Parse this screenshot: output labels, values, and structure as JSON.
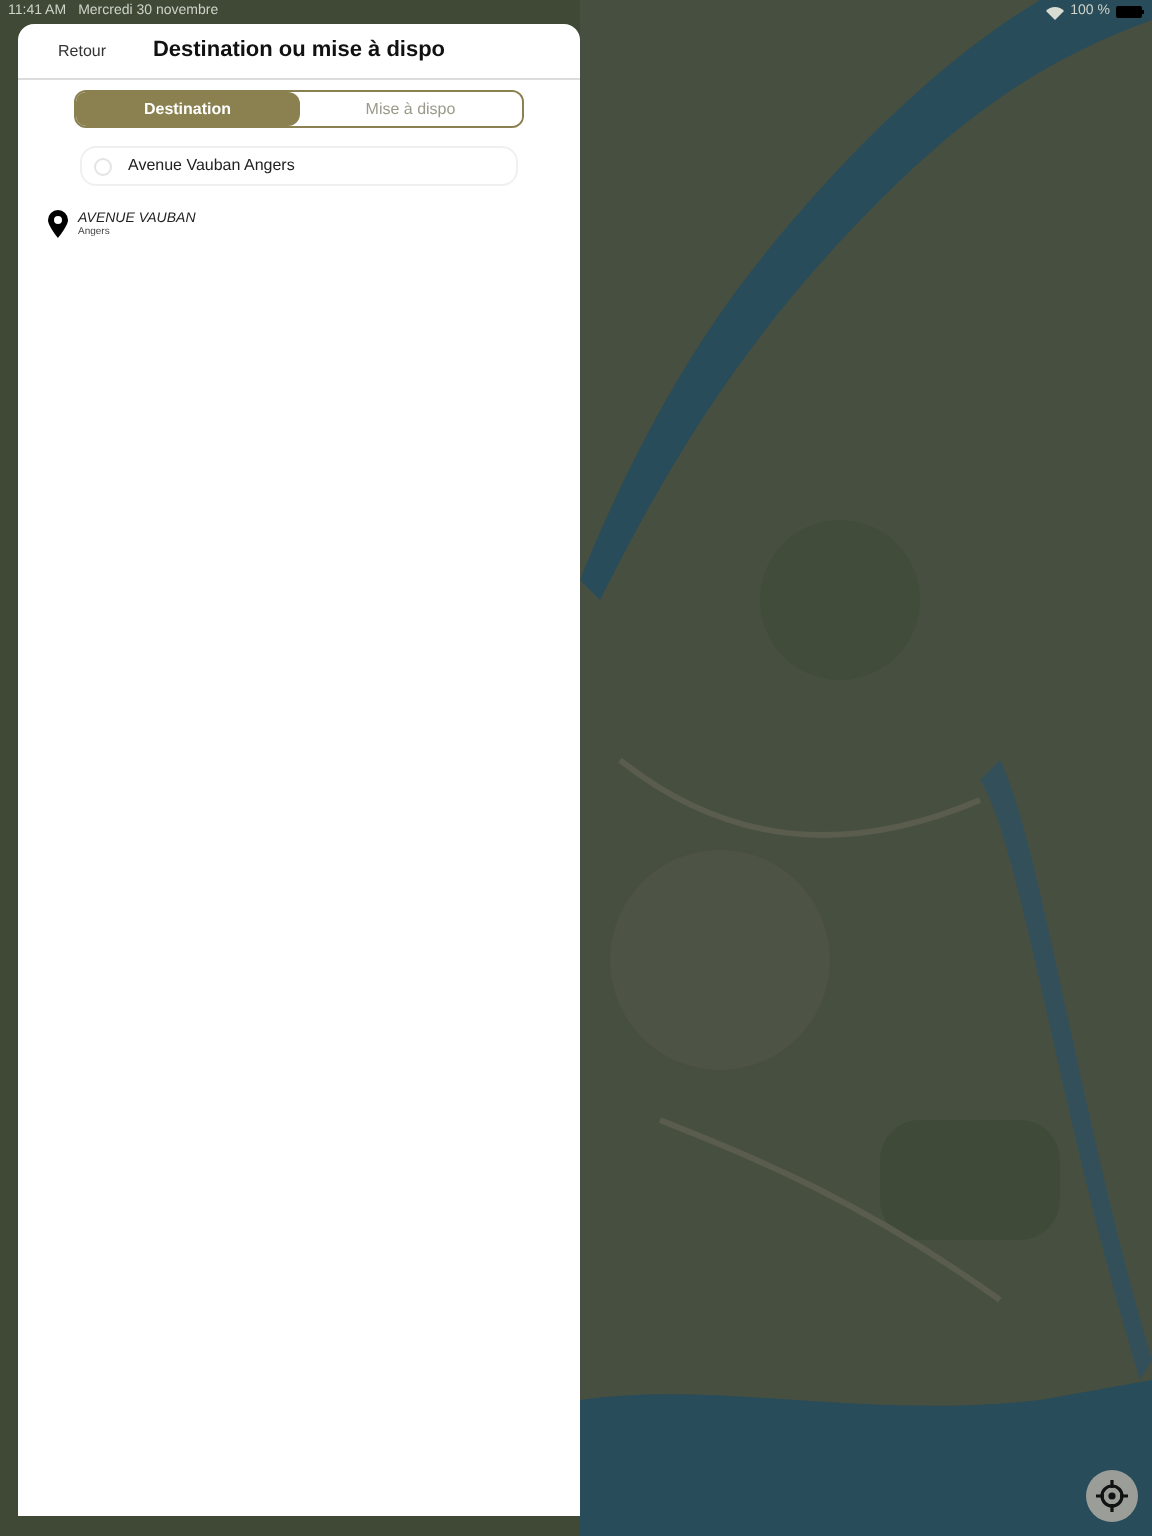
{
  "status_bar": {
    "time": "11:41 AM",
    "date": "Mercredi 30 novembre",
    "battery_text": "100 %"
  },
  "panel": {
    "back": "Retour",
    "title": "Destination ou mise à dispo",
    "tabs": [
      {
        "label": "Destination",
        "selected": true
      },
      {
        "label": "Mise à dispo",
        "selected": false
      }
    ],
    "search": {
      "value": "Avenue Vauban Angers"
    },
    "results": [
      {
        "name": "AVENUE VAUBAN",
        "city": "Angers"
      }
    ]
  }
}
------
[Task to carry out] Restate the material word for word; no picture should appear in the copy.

[Response area]
Parse this screenshot: output labels, values, and structure as JSON.
{
  "status_bar": {
    "time": "11:41 AM",
    "date": "Mercredi 30 novembre",
    "battery_text": "100 %"
  },
  "panel": {
    "back": "Retour",
    "title": "Destination ou mise à dispo",
    "tabs": [
      {
        "label": "Destination",
        "selected": true
      },
      {
        "label": "Mise à dispo",
        "selected": false
      }
    ],
    "search": {
      "value": "Avenue Vauban Angers"
    },
    "results": [
      {
        "name": "AVENUE VAUBAN",
        "city": "Angers"
      }
    ]
  }
}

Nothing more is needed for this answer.